NOAA’s National Ocean Service is the administrative lead for the Climate Stewards program. Program leadership team members come from across NOAA, including the NOAA Climate Office, National Weather Service, National Marine Sanctuaries, National Estuarine Research Reserves, Coral Reef Conservation Program, National Marine Fisheries Service, and National Environmental Satellite, Data, and Information Service.
For more information on becoming a NOAA Climate Steward, contact NOS's Education Coordinator.
Did someone ever really say that one person can’t make a difference?
Consider the efforts of 61 talented educators involved in NOAA’s Climate Stewards Program, which aims to increase teachers’ and students’ understanding of essential climate concepts and give them ready access to reliable scientific information. Then, armed with that knowledge, NOAA Climate Stewards initiate environmentally friendly action plans to reduce the “carbon footprint” in their own communities.
The students of NOAA Climate Stewards participate in a variety of activities, ranging from planting and maintaining a garden in Maryland (shown here), to growing native sea grasses in rural Louisiana, to water quality testing in Hawaii.
While most of their gatherings are virtual, NOAA Climate Stewards occasionally meet face-to-face for workshops and symposia.
NOAA Climate Stewards is part of the NOAA education community’s comprehensive portfolio of activities to strengthen ocean, climate, and atmospheric science education. The program, now in its second year, already boasts a broad reach, with participants from 26 states (including land-locked ones like Colorado and West Virginia) and the District of Columbia. NOAA Climate Stewards include professional teachers of students ranging from elementary through college age, and informal educators who share their expertise with the public in nature and science centers, aquaria, and zoos.
NOAA gives the educators access to a wide array of professional development opportunities. Participants interact directly with NOAA scientists and education specialists, and receive instruction in the use of data resources, digital tools, and other innovative technologies. The educators benefit from an active online learning community that offers collaborative space, web seminars, conference symposia, workshops, and virtual conferences.
In Sept. 2011, for example, NOS Education, in cooperation with the NOAA Climate Program Office and Raytheon Professional Services, hosted a virtual conference on climate change science and education in Second Life, where participants represent themselves as an avatar. For three evenings, educators from across the country worked together in an immersive interactive environment.
Presentations and discussions included online visualization tools, the impacts of climate change on human health, how to develop community stewardship projects, and how to address climate misconceptions in the classroom. Conference participants also toured places in Second Life’s Scilands, including NOAA’s Virtual Island on YouTube, where they watched the effects of climate change on a virtual glacier.
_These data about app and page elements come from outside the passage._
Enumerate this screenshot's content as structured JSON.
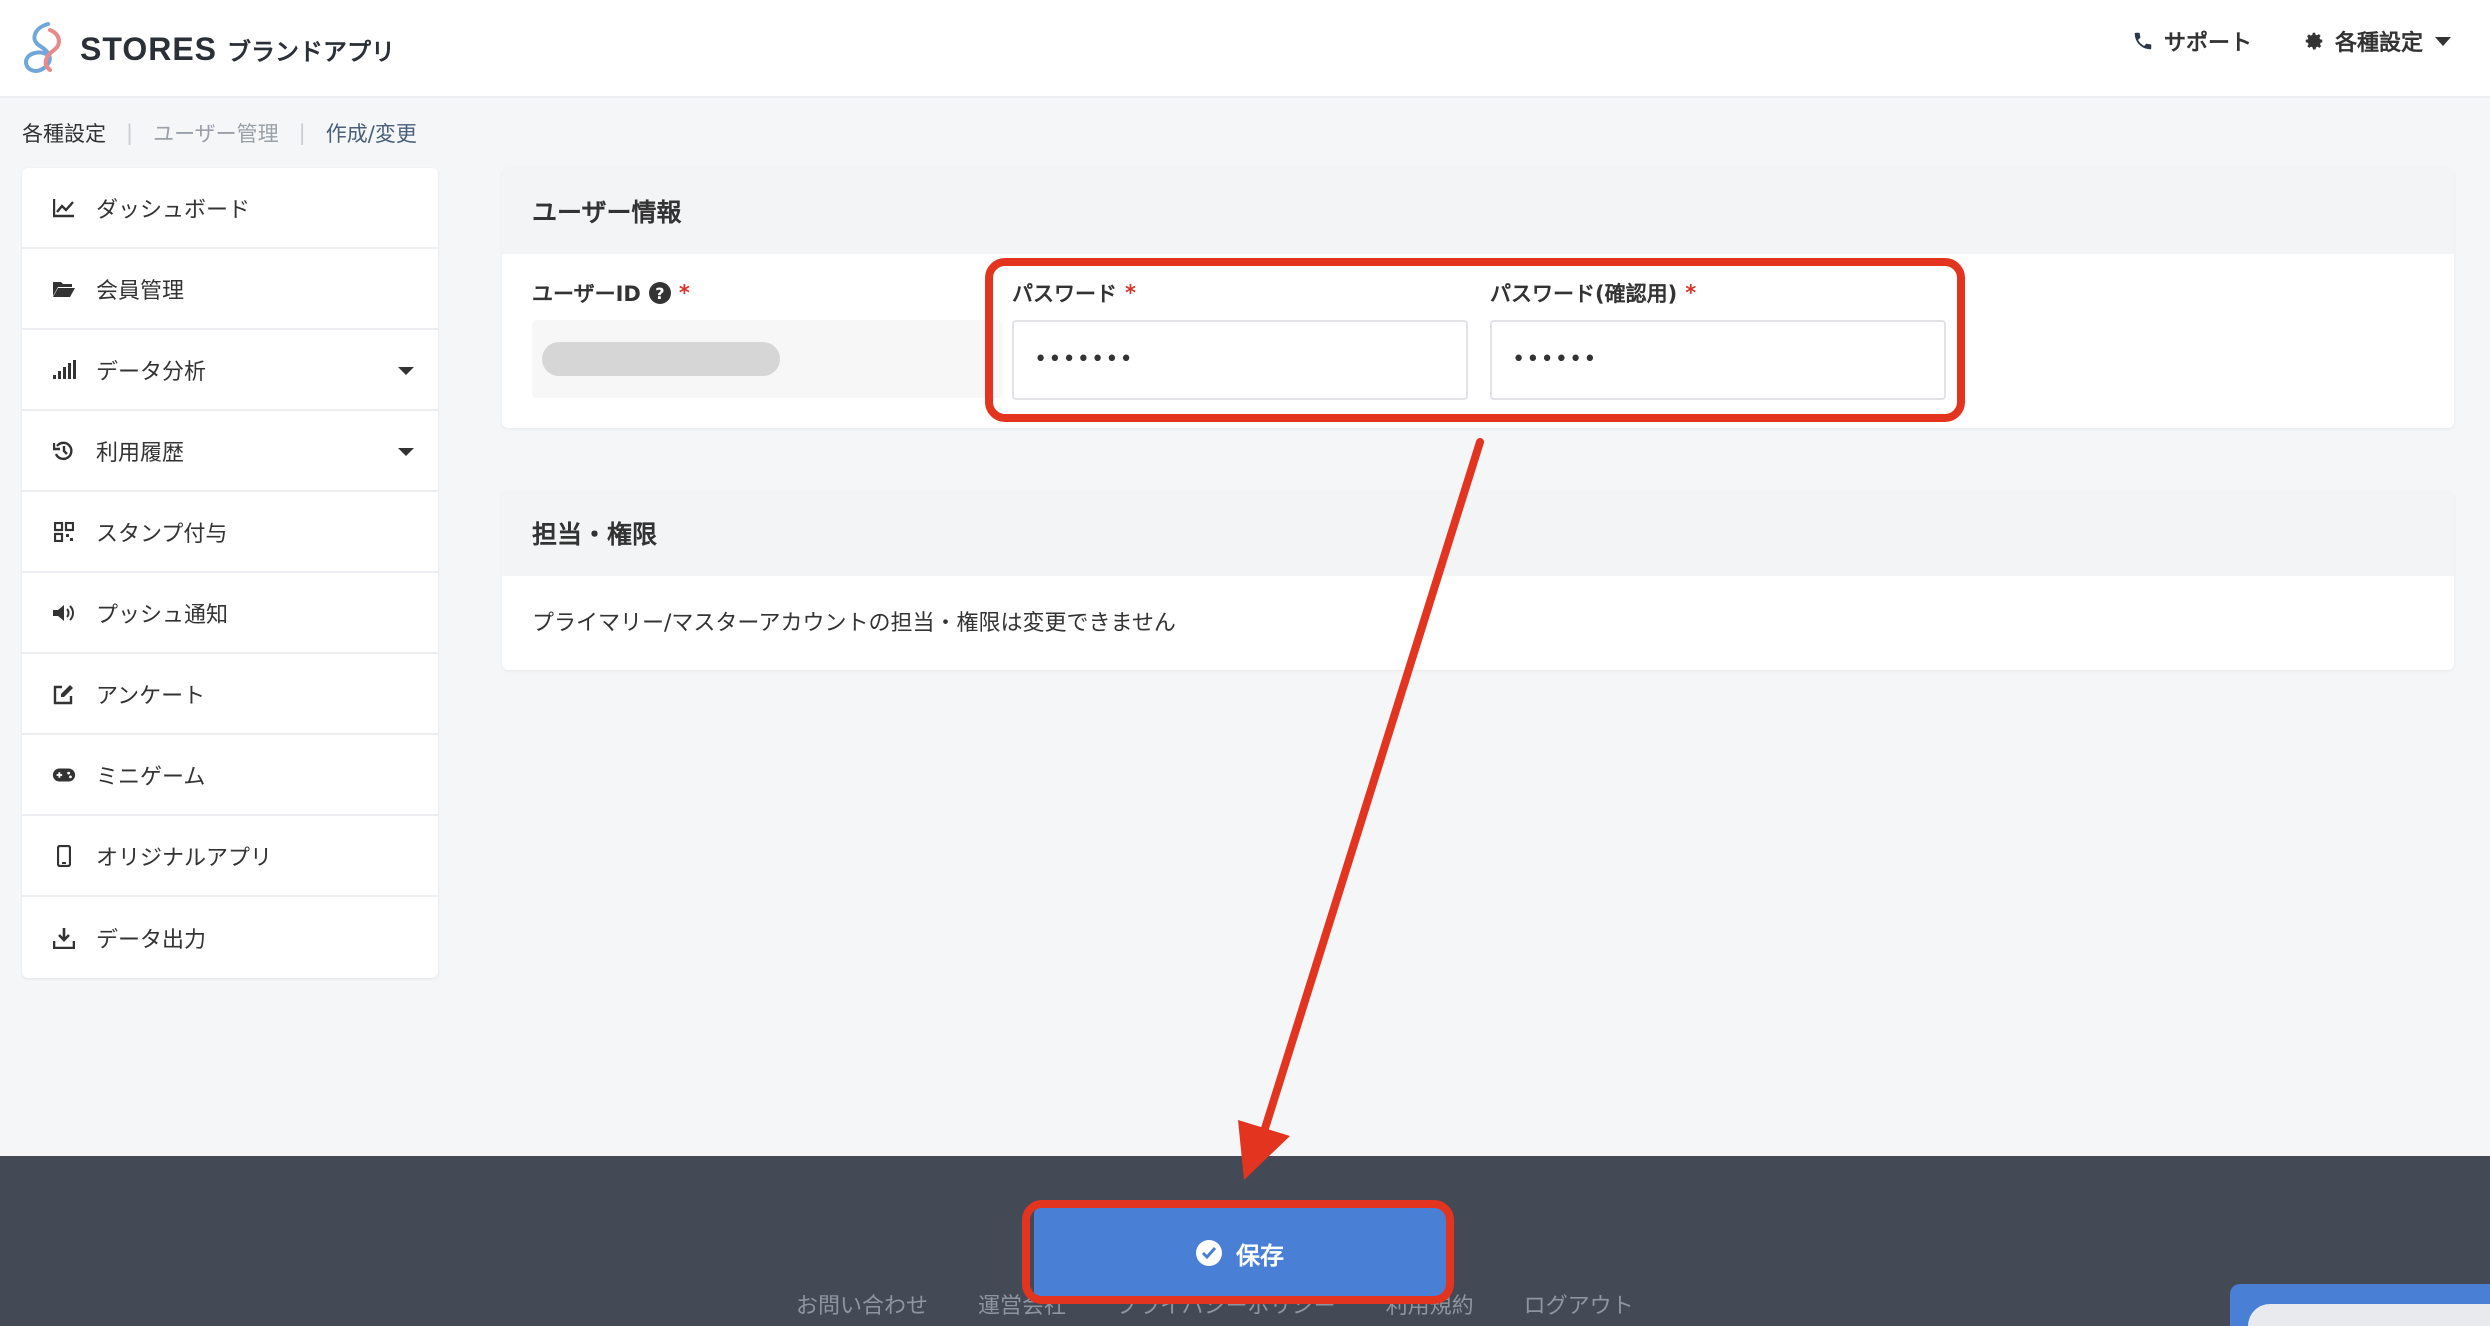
{
  "header": {
    "brand": "STORES",
    "brand_sub": "ブランドアプリ",
    "support_label": "サポート",
    "settings_label": "各種設定"
  },
  "breadcrumb": {
    "items": [
      "各種設定",
      "ユーザー管理",
      "作成/変更"
    ]
  },
  "sidebar": {
    "items": [
      {
        "label": "ダッシュボード",
        "icon": "chart-line-icon"
      },
      {
        "label": "会員管理",
        "icon": "folder-open-icon"
      },
      {
        "label": "データ分析",
        "icon": "signal-bars-icon"
      },
      {
        "label": "利用履歴",
        "icon": "history-icon"
      },
      {
        "label": "スタンプ付与",
        "icon": "qrcode-icon"
      },
      {
        "label": "プッシュ通知",
        "icon": "volume-icon"
      },
      {
        "label": "アンケート",
        "icon": "edit-icon"
      },
      {
        "label": "ミニゲーム",
        "icon": "gamepad-icon"
      },
      {
        "label": "オリジナルアプリ",
        "icon": "mobile-icon"
      },
      {
        "label": "データ出力",
        "icon": "download-icon"
      }
    ]
  },
  "user_info": {
    "title": "ユーザー情報",
    "userid_label": "ユーザーID",
    "password_label": "パスワード",
    "password_value": "•••••••",
    "password_confirm_label": "パスワード(確認用)",
    "password_confirm_value": "••••••",
    "required_mark": "*",
    "help_mark": "?"
  },
  "role": {
    "title": "担当・権限",
    "message": "プライマリー/マスターアカウントの担当・権限は変更できません"
  },
  "footer": {
    "save_label": "保存",
    "links": [
      "お問い合わせ",
      "運営会社",
      "プライバシーポリシー",
      "利用規約",
      "ログアウト"
    ]
  },
  "colors": {
    "accent": "#4a7fd6",
    "highlight": "#e2341f",
    "footer_bg": "#434a55"
  }
}
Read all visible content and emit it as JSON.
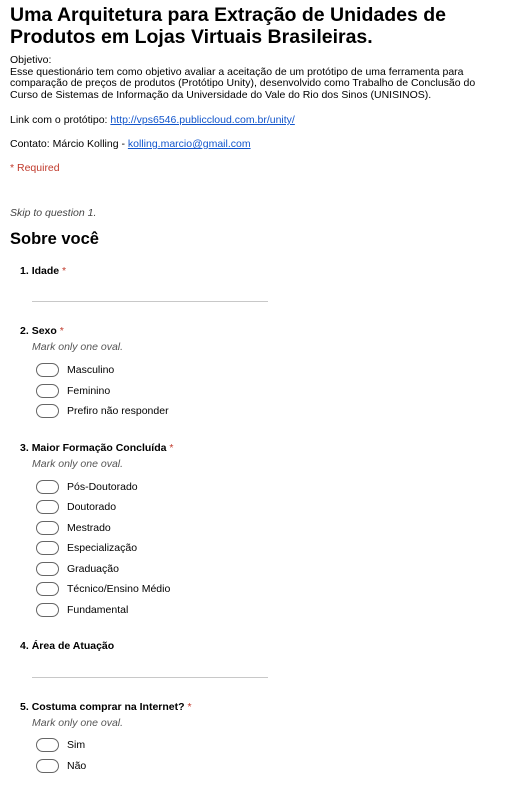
{
  "form": {
    "title": "Uma Arquitetura para Extração de Unidades de Produtos em Lojas Virtuais Brasileiras.",
    "description": {
      "objective_label": "Objetivo:",
      "lines": [
        "Esse questionário tem como objetivo avaliar a aceitação de um protótipo de uma ferramenta para",
        "comparação de preços de produtos (Protótipo Unity), desenvolvido como Trabalho de Conclusão do",
        "Curso de Sistemas de Informação da Universidade do Vale do Rio dos Sinos (UNISINOS)."
      ],
      "link_prefix": "Link com o protótipo: ",
      "link_text": "http://vps6546.publiccloud.com.br/unity/",
      "contact_prefix": "Contato: Márcio Kolling - ",
      "contact_email": "kolling.marcio@gmail.com"
    },
    "required_note": "* Required",
    "skip_text": "Skip to question 1.",
    "section_title": "Sobre você",
    "questions": [
      {
        "number": "1.",
        "title": "Idade",
        "star": "*"
      },
      {
        "number": "2.",
        "title": "Sexo",
        "star": "*",
        "hint": "Mark only one oval.",
        "options": [
          "Masculino",
          "Feminino",
          "Prefiro não responder"
        ]
      },
      {
        "number": "3.",
        "title": "Maior Formação Concluída",
        "star": "*",
        "hint": "Mark only one oval.",
        "options": [
          "Pós-Doutorado",
          "Doutorado",
          "Mestrado",
          "Especialização",
          "Graduação",
          "Técnico/Ensino Médio",
          "Fundamental"
        ]
      },
      {
        "number": "4.",
        "title": "Área de Atuação"
      },
      {
        "number": "5.",
        "title": "Costuma comprar na Internet?",
        "star": "*",
        "hint": "Mark only one oval.",
        "options": [
          "Sim",
          "Não"
        ]
      }
    ]
  }
}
NOAA Climate Stewards also receive modest financial assistance and expert evaluation as they design and launch action plans for their communities. Diverse action plans include workshops for Native American educators in northern Arizona, a garden maintained by second-graders in Maryland, and an elementary curriculum in Hawaii. Climate Steward Sylvia Quinton used the knowledge and motivation she gained from the program to successfully apply for, and receive, a $2 million National Science Foundation grant for her project in Suitland, Maryland.
Students measure elevation change in a Maryland wetland to learn about coastal inundation due to sea level rise.
Maryland attorney Sylvia Quinton, executive director of the Suitland Family and Life Development Corporation, created the “Climate, Ocean and Weather (C.O.W.) Institute” as her NOAA Climate Steward action plan.
As a result, students and teachers in Prince Georges County, Maryland, will have “something to ‘moo’ about” when the C.O.W. Institute launches on Oct. 4 with a formal induction ceremony at the Drew Freeman Middle School in Suitland. NOAA Administrator Dr. Jane Lubchenco will be the guest speaker. Congressional Representative Donna Edwards and Senator Barbara Mikulski (both D-MD) are expected to attend.
C.O.W. will support three new STEM (Science, Technology, Engineering and Mathematics) programs at the school. The SMILE Club (Science and Math Investigative Learning Experience), The Entrepreneurship Club, and The Climate Science Academy will provide fun and engaging learning experiences, not only for students but also for their parents, teachers, and the community. The goals are to engage the entire community in learning more about climate science, and to help prepare a future workforce for NOAA, which is a major employer in the area.
Jacob Tanenbaum, a teacher in New York, recently emailed Dr. Lubchenco to share his perspective on the significance of NOAA’s Climate Stewards Program. He wrote, “A recent Climate Stewards presentation included data suggesting that the number of Americans who ‘believe’ in climate change is actually decreasing, though the science gets clearer with each passing year.
“The only way to combat this disturbing trend is through education. The fact that NOAA has created cohorts of teachers who are trained in the science, by the scientists themselves, is a credit to the agency and its mission.”